One common phrase associated with antiquing is, “One man’s trash is another man’s treasure.” More apt, however, might be “All that glitters is not gold.” There are many myths about antiquing, and shows like Antique Roadshow, while fascinating, don’t do much to debunk them. Many people think that their family heirlooms are worth a fortune, but the truth is they rarely are. If you want to find something full of history and value, you must learn how to separate fact from fiction in the world of antiques.
If it’s dirty or damaged, keep on walking
Way too often, people assume that a dirty or chipped antique they see in a store is not worth a hoot. If you learn how to look past the dirt, though, you may be surprised at what you find underneath. All some valuable antiques need is just a little TLC. However, you must carefully analyze the item to determine whether or not it’s truly capable of being restored.
Antiques are 100+ years old

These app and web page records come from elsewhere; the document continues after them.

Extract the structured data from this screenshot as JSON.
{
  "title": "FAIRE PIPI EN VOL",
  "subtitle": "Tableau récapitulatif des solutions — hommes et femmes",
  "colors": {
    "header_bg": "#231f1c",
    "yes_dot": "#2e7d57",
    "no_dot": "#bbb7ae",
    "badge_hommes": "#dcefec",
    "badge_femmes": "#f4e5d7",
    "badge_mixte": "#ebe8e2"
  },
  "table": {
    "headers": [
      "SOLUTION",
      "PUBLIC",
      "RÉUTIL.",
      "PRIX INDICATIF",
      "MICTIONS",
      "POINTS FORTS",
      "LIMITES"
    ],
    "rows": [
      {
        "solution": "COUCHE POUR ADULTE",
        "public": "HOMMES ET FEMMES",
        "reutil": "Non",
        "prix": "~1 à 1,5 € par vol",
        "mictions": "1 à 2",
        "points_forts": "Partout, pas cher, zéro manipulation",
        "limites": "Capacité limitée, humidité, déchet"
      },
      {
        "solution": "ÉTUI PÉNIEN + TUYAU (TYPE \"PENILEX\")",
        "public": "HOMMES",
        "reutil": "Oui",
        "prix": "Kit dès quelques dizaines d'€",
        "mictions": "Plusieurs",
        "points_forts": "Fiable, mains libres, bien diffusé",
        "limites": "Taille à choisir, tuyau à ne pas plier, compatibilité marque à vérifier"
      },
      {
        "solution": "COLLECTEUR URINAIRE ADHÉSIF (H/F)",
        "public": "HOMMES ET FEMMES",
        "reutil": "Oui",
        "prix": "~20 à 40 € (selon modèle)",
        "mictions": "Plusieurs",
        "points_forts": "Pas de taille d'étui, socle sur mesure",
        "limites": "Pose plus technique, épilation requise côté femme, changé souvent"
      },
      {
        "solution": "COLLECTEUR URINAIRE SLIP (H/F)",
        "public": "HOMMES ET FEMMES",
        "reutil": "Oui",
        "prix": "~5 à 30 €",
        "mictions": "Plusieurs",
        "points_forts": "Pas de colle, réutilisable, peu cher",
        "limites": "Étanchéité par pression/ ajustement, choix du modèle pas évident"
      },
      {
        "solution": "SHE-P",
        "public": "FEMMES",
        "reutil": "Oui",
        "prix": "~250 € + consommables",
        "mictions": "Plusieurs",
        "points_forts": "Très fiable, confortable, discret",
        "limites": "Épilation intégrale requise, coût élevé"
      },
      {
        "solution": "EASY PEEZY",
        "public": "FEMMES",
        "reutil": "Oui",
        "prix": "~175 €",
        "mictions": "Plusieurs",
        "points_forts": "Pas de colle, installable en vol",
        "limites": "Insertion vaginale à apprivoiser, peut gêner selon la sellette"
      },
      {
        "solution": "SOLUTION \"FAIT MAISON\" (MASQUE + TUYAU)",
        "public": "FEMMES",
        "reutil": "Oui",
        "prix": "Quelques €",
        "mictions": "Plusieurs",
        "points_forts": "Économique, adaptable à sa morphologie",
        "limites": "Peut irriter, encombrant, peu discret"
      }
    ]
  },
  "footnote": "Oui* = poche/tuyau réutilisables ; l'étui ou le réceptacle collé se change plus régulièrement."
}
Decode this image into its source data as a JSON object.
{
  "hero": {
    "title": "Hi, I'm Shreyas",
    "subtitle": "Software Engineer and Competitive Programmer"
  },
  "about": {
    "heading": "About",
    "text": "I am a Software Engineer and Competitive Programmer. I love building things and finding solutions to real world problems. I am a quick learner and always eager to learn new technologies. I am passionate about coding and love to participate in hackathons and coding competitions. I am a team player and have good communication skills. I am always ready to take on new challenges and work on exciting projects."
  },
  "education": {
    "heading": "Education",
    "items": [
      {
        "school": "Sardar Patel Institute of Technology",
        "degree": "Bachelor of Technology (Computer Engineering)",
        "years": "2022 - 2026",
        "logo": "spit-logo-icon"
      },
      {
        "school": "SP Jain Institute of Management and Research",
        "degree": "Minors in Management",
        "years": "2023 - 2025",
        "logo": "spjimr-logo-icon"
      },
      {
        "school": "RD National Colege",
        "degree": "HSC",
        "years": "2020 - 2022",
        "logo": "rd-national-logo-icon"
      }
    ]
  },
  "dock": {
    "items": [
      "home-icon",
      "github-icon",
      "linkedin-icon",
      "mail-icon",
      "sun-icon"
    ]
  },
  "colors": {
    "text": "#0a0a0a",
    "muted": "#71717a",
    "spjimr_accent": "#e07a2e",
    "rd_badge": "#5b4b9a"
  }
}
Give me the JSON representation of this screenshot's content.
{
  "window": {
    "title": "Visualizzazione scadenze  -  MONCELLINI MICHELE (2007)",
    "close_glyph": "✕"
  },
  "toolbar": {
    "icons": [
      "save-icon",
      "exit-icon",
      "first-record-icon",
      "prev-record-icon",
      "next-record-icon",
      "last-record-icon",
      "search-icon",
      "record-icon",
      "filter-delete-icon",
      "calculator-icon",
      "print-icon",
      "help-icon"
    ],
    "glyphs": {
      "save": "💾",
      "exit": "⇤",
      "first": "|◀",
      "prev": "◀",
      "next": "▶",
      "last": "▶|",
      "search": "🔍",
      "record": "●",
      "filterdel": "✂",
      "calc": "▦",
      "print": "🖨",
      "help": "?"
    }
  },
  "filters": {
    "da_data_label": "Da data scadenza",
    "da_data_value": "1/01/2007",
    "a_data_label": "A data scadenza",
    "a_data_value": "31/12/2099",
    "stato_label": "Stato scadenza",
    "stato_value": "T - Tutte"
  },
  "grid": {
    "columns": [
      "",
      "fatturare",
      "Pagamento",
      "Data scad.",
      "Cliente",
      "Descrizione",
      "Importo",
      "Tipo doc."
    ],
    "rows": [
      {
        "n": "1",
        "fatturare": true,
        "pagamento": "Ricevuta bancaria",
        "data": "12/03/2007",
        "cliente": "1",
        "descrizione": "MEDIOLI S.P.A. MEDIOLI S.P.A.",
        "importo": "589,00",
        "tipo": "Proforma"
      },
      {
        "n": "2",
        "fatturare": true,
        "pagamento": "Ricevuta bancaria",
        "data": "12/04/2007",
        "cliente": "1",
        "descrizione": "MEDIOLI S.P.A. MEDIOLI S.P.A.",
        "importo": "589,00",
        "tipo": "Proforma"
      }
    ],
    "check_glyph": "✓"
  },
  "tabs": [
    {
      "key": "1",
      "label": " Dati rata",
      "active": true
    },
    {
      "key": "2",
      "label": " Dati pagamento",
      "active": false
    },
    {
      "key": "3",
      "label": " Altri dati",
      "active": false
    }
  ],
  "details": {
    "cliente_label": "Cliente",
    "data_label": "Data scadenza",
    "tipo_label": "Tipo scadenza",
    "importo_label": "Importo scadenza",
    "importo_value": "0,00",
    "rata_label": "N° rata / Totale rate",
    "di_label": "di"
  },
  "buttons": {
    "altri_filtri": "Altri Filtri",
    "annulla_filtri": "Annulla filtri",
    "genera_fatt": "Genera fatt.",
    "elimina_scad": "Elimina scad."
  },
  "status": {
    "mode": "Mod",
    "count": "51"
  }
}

While some customs offices and old-fashioned may subscribe to and uphold this belief, that doesn’t it’s true. The definition of antiques has grown exponentially in the past few years to cover items that have historic or cultural value. In many cases, items that are significant to history or culture are actually worth more than older items as they are more likely to be coveted and rare.
It’s easy to spot a fake
Many companies create replica products that from the outside look to be authentic. Many new antiquers believe that what looks like the real thing must be the real thing. Researching the item you’re looking for or how products were made during certain time periods is a useful tool to have before you journey to the antique market. If you need more guidance on spotting a fake, check out the blog post I wrote about how to spot the real deal.
The rush of antiquing is undeniable, especially if you find something you love and has historical or cultural value. There’s nothing quite like having a piece in your home that someone else enjoyed a long time ago or was part of a cultural phenomenon. To find great pieces though, it’s important that you have the skills to see a diamond in the rough and know what’s real.